Give back every record exactly.
=== Data under study ===
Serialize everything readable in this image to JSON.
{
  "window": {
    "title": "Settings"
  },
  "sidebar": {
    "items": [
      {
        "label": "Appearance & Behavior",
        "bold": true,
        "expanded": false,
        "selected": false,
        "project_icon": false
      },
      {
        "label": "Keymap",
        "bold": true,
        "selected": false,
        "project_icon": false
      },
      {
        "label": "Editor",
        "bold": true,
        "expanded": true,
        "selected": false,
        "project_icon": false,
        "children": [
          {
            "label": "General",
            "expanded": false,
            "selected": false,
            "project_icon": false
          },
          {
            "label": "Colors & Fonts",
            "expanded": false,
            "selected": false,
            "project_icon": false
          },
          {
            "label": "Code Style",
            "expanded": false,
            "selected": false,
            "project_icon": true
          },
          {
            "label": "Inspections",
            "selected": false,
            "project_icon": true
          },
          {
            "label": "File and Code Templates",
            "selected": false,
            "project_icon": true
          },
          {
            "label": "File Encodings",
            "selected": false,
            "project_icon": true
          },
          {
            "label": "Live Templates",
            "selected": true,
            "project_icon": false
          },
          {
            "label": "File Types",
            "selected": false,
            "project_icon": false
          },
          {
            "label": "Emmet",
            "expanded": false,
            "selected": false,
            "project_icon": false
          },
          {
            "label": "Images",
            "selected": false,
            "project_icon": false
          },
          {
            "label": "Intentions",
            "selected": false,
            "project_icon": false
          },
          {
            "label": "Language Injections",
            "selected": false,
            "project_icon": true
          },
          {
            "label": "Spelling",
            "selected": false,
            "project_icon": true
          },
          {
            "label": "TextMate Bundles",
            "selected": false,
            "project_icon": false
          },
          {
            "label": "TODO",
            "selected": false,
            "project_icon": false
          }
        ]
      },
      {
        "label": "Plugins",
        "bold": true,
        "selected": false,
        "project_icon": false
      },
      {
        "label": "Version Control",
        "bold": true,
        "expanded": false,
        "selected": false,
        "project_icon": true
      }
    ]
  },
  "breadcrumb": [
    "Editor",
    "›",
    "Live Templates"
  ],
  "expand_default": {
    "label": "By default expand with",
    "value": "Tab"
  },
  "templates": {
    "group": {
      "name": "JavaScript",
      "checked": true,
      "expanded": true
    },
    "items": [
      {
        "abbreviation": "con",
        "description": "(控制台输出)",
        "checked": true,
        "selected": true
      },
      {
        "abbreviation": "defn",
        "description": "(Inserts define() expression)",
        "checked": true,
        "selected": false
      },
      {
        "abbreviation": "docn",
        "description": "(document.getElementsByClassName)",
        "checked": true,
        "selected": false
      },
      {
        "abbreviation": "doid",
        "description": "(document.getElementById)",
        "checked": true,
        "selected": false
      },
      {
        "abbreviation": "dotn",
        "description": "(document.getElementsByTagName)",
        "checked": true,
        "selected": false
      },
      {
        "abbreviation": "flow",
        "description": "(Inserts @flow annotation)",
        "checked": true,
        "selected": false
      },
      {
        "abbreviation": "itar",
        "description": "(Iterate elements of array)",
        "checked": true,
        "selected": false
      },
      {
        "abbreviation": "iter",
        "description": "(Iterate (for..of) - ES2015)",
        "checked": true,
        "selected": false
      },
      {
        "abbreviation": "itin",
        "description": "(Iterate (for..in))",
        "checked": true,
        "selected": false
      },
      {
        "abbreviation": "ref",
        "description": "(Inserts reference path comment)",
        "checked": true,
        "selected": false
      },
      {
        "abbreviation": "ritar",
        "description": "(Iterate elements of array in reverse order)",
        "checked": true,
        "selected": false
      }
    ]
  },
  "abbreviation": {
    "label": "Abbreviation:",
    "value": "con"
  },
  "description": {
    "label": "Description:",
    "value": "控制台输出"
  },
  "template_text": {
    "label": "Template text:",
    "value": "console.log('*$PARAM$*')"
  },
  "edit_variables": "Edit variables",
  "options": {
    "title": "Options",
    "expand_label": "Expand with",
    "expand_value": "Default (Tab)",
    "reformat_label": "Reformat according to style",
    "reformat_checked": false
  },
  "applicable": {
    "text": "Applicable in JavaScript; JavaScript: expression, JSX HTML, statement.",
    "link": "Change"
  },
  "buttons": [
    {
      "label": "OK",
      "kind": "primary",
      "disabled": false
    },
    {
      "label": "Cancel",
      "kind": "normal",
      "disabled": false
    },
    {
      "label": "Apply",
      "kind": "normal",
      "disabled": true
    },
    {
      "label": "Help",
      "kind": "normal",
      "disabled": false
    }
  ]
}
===
» Response to this task
Serialize everything readable in this image to JSON.
{
  "window": {
    "title": "Settings"
  },
  "sidebar": {
    "items": [
      {
        "label": "Appearance & Behavior",
        "bold": true,
        "expanded": false,
        "selected": false,
        "project_icon": false
      },
      {
        "label": "Keymap",
        "bold": true,
        "selected": false,
        "project_icon": false
      },
      {
        "label": "Editor",
        "bold": true,
        "expanded": true,
        "selected": false,
        "project_icon": false,
        "children": [
          {
            "label": "General",
            "expanded": false,
            "selected": false,
            "project_icon": false
          },
          {
            "label": "Colors & Fonts",
            "expanded": false,
            "selected": false,
            "project_icon": false
          },
          {
            "label": "Code Style",
            "expanded": false,
            "selected": false,
            "project_icon": true
          },
          {
            "label": "Inspections",
            "selected": false,
            "project_icon": true
          },
          {
            "label": "File and Code Templates",
            "selected": false,
            "project_icon": true
          },
          {
            "label": "File Encodings",
            "selected": false,
            "project_icon": true
          },
          {
            "label": "Live Templates",
            "selected": true,
            "project_icon": false
          },
          {
            "label": "File Types",
            "selected": false,
            "project_icon": false
          },
          {
            "label": "Emmet",
            "expanded": false,
            "selected": false,
            "project_icon": false
          },
          {
            "label": "Images",
            "selected": false,
            "project_icon": false
          },
          {
            "label": "Intentions",
            "selected": false,
            "project_icon": false
          },
          {
            "label": "Language Injections",
            "selected": false,
            "project_icon": true
          },
          {
            "label": "Spelling",
            "selected": false,
            "project_icon": true
          },
          {
            "label": "TextMate Bundles",
            "selected": false,
            "project_icon": false
          },
          {
            "label": "TODO",
            "selected": false,
            "project_icon": false
          }
        ]
      },
      {
        "label": "Plugins",
        "bold": true,
        "selected": false,
        "project_icon": false
      },
      {
        "label": "Version Control",
        "bold": true,
        "expanded": false,
        "selected": false,
        "project_icon": true
      }
    ]
  },
  "breadcrumb": [
    "Editor",
    "›",
    "Live Templates"
  ],
  "expand_default": {
    "label": "By default expand with",
    "value": "Tab"
  },
  "templates": {
    "group": {
      "name": "JavaScript",
      "checked": true,
      "expanded": true
    },
    "items": [
      {
        "abbreviation": "con",
        "description": "(控制台输出)",
        "checked": true,
        "selected": true
      },
      {
        "abbreviation": "defn",
        "description": "(Inserts define() expression)",
        "checked": true,
        "selected": false
      },
      {
        "abbreviation": "docn",
        "description": "(document.getElementsByClassName)",
        "checked": true,
        "selected": false
      },
      {
        "abbreviation": "doid",
        "description": "(document.getElementById)",
        "checked": true,
        "selected": false
      },
      {
        "abbreviation": "dotn",
        "description": "(document.getElementsByTagName)",
        "checked": true,
        "selected": false
      },
      {
        "abbreviation": "flow",
        "description": "(Inserts @flow annotation)",
        "checked": true,
        "selected": false
      },
      {
        "abbreviation": "itar",
        "description": "(Iterate elements of array)",
        "checked": true,
        "selected": false
      },
      {
        "abbreviation": "iter",
        "description": "(Iterate (for..of) - ES2015)",
        "checked": true,
        "selected": false
      },
      {
        "abbreviation": "itin",
        "description": "(Iterate (for..in))",
        "checked": true,
        "selected": false
      },
      {
        "abbreviation": "ref",
        "description": "(Inserts reference path comment)",
        "checked": true,
        "selected": false
      },
      {
        "abbreviation": "ritar",
        "description": "(Iterate elements of array in reverse order)",
        "checked": true,
        "selected": false
      }
    ]
  },
  "abbreviation": {
    "label": "Abbreviation:",
    "value": "con"
  },
  "description": {
    "label": "Description:",
    "value": "控制台输出"
  },
  "template_text": {
    "label": "Template text:",
    "value": "console.log('*$PARAM$*')"
  },
  "edit_variables": "Edit variables",
  "options": {
    "title": "Options",
    "expand_label": "Expand with",
    "expand_value": "Default (Tab)",
    "reformat_label": "Reformat according to style",
    "reformat_checked": false
  },
  "applicable": {
    "text": "Applicable in JavaScript; JavaScript: expression, JSX HTML, statement.",
    "link": "Change"
  },
  "buttons": [
    {
      "label": "OK",
      "kind": "primary",
      "disabled": false
    },
    {
      "label": "Cancel",
      "kind": "normal",
      "disabled": false
    },
    {
      "label": "Apply",
      "kind": "normal",
      "disabled": true
    },
    {
      "label": "Help",
      "kind": "normal",
      "disabled": false
    }
  ]
}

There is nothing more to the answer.